Some things that did not work for me:
6. My old riding position. I merely hopped on the same bike I'd ridden in the past. At first the handlebars felt too low. However, it appears that I've gotten more flexible instead of less. I've had to move my seat back a little and my handlebars down a little in order to feel comfortable and also keep my knees from hurting.
7. My old saddle. Ooh. I got a new saddle with a cutout and I like it much better. I don't know how I was able to survive on the old one, but it is possible that over 12 years the old one deteriorated while sitting in the garage.
8. Trying to ride harder than I was ready to ride. Around the first of this year, after having put in some 1400 base miles, I decided to ride with a group of strong riders.
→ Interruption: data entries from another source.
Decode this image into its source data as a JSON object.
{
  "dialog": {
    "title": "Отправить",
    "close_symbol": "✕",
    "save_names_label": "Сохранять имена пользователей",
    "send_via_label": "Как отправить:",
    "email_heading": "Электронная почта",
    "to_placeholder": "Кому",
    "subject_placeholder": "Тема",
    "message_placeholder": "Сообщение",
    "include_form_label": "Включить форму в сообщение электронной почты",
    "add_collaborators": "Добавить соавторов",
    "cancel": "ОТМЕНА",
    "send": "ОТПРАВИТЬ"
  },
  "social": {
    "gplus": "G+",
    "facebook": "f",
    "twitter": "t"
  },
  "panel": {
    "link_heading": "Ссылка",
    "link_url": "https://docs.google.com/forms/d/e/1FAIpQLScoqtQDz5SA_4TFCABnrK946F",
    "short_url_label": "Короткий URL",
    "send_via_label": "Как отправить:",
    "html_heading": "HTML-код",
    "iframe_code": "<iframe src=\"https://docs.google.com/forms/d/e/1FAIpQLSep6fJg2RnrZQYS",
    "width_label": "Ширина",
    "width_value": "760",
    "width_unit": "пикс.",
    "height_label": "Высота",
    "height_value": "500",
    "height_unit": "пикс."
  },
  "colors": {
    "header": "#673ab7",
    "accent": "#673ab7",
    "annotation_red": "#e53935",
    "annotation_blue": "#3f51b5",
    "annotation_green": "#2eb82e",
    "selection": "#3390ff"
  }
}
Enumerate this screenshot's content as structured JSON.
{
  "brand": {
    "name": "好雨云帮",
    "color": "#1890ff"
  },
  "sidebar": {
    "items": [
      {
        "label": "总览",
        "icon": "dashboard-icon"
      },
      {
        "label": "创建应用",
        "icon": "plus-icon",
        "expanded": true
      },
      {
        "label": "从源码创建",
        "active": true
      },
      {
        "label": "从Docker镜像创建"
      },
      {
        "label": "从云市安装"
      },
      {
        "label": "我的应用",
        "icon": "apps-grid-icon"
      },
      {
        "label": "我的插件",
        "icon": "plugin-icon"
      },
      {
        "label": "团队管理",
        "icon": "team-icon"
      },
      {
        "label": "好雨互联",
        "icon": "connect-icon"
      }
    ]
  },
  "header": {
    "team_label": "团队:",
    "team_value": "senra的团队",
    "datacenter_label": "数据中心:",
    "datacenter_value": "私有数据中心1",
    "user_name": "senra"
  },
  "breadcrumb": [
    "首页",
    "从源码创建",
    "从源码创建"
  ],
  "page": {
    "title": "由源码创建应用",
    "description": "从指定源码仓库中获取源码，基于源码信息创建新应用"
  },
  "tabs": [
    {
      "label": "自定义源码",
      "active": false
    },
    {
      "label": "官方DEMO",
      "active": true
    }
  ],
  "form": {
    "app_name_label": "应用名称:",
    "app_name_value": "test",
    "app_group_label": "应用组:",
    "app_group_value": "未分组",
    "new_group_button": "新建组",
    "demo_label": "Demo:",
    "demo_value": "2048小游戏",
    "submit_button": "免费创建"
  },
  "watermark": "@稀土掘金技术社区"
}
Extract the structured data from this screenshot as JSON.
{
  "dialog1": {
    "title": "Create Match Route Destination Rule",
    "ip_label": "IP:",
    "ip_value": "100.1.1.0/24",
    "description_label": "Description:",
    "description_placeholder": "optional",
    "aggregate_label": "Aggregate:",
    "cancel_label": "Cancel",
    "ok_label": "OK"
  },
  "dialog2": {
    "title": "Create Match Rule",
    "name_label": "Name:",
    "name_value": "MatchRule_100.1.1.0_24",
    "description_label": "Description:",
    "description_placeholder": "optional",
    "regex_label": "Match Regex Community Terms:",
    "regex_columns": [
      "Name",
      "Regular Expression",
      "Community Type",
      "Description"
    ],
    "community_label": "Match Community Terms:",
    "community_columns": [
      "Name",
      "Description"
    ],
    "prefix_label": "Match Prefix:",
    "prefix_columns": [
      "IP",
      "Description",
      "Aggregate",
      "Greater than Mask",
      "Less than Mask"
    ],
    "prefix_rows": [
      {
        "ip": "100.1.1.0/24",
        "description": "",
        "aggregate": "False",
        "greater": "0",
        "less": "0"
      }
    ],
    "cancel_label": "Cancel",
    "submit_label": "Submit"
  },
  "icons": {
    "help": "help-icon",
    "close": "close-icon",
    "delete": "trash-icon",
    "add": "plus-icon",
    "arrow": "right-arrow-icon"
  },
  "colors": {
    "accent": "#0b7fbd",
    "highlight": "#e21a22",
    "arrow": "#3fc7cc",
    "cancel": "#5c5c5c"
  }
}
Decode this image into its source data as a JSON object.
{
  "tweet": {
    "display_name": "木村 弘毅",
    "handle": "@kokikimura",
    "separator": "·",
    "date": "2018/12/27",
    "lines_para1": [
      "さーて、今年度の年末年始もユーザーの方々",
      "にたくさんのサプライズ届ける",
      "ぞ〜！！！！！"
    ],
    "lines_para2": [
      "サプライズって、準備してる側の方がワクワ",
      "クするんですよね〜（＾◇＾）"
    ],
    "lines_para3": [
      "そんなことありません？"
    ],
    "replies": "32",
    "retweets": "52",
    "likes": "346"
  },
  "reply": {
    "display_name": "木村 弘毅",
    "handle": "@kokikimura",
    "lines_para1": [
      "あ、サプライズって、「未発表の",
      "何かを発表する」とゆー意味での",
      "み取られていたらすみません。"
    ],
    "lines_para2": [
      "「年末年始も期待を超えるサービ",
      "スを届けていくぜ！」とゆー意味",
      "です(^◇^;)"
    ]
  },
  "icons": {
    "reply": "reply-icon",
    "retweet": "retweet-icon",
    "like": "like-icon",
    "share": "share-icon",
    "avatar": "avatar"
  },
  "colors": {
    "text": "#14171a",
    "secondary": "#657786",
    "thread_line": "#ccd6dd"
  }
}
I injured my knee and was not able to ride for a couple of weeks. Full healing only took place after a couple of months, because I made it worse by
9. Trying the training techniques of far stronger riders. One very strong rider I know will ride in his highest gear for some amount of time every week. I tried that and again hurt my knee. See number 8.
I've really benefited from the cycling. I had lost a lot of weight prior to starting to cycle again, so I did not need to lose any more. I've actually gained a few pounds while reducing my body fat percentage dramatically. I think most of my weight gain is in my legs. I have (so far) resisted the urge to get a new bike, but I've bought new ones for my son and daughter as thanks for getting me back into riding. The hardest thing about keeping the bike in good condition is the lack of 15-year-old parts. I've had to resort to Ebay for a few items. Weird place, that. But I get a lot of comments on my bike and componentry because it's older than almost everyone else's.
If I were going to offer advice to someone starting out, I'd recommend just riding as much as is comfortable, at a comfortable pace. Make sure you aren't in pain. If you have pain, something is wrong. Figure out what is going wrong before you ride more. Keep it fun. Ride with friends. Even if you used to race. The bike and equipment don't matter, as long as you are comfortable. Don't try to improve too quickly. Don't measure your progress with arbitrary yardsticks, but instead progress because it's happening naturally. You can get stronger and ride better no matter what your age. If you want to train, wait until you have a lot of base miles. Rest. Did I mention to keep it fun? It bears mentioning again. Keep it fun.
Thank you for reading.